"I see that Donald Trump talks about us as criminals and killers, and I don't think an opportunity may present itself," said Calderon, 23.
Andrea Ramirez, 42, said that her siblings were killed by gangs in Honduras and that she registered her name Friday to seek asylum in the U.S.
"The only thing we want is not to go back to Honduras," Ramirez said.
Also Friday, another caravan set out from Mexico City heading toward the border.
Gastelum, the mayor, wondered why the migrants chose Tijuana instead of other Mexican cities on the U.S. border, vaguely suggesting a sinister plot without elaborating.
"There is an intention to do things badly. There is an intention to prejudice Tijuana, and we cannot allow that," he said.
His comments marked a contrast to a more welcoming tone from other officials. Francisco Rueda, the top deputy to Baja California Gov. Francisco Vega de la Madrid, said Thursday that the state had 7,000 jobs available for any migrants who obtain legal status in Mexico.
Gustavo Magallanes, director of Baja California's migrant attention agency, said Friday that the state is doing the best it can at a difficult time and that, nearing the end of the year, agencies at all levels of government lack funds.
The governor had also asked federal officials to speak to their U.S. counterparts about possibly accelerating asylum processing, he said.
Magallanes said the governor had not ordered that more migrants be prevented from arriving in Tijuana, but said state officials were telling people in the caravan they might get processed faster in the city of Mexicali because the list in Tijuana is so long.
Magallanes said it was "likely" the migrants could be waiting in Tijuana for four to six months.
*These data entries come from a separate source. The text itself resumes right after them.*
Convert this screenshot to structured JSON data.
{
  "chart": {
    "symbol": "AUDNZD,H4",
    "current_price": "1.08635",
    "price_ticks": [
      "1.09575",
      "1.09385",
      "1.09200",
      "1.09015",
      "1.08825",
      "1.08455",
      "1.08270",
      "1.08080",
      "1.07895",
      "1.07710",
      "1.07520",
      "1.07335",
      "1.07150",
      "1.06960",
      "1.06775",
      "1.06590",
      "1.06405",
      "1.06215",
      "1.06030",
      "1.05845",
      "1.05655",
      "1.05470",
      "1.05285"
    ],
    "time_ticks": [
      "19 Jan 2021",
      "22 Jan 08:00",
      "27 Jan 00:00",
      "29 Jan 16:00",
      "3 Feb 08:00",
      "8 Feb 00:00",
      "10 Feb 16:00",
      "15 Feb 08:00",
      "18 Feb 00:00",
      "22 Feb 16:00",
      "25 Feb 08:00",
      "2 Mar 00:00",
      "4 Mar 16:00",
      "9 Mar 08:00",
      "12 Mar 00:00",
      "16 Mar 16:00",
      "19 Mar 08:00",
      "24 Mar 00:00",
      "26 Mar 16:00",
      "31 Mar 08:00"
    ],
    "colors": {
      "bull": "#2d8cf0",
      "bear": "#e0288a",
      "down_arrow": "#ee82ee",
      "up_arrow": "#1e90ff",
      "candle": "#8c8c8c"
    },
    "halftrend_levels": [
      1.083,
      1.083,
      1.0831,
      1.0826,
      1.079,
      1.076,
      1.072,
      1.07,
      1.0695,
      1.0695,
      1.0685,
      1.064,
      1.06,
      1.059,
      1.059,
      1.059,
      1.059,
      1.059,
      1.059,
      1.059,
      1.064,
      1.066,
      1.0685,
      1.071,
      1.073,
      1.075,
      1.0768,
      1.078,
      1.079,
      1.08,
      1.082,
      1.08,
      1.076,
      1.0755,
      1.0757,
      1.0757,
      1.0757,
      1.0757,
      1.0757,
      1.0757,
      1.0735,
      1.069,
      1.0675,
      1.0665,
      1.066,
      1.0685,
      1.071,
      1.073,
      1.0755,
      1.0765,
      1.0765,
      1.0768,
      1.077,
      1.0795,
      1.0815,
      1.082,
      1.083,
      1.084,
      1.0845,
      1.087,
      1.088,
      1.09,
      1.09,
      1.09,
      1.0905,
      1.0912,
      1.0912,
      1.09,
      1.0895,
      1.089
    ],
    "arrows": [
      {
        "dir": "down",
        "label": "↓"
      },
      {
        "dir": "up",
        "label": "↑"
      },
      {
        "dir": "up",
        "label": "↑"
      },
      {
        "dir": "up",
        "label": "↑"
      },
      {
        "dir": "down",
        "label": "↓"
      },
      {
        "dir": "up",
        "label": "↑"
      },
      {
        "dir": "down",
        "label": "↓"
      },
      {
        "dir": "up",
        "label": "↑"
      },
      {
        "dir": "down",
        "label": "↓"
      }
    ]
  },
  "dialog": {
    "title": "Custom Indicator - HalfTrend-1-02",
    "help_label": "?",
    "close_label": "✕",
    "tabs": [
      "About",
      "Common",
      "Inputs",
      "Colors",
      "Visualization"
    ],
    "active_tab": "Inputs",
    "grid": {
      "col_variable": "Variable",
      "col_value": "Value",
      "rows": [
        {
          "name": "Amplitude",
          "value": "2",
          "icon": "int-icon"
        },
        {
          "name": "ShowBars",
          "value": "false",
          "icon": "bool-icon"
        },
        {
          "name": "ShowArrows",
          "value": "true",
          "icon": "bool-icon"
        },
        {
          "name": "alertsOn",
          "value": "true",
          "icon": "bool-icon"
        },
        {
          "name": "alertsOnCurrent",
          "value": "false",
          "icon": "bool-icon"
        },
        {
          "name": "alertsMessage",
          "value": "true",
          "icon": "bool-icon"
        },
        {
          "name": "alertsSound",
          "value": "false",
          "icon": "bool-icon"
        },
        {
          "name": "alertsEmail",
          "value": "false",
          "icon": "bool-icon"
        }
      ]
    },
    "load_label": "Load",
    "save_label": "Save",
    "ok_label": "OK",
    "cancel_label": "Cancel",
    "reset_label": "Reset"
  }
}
The state government plans to push them to regularize their immigration status in Mexico so they can be offered work.
He said he could not speak for Tijuana's mayor but believed his comments had been misinterpreted.
"We are looking for the best way for these Central American migrants ... to be able to be in the best situation in this state," Magallanes said.
Associated Press writer Christopher Sherman in Mexico City contributed to this report.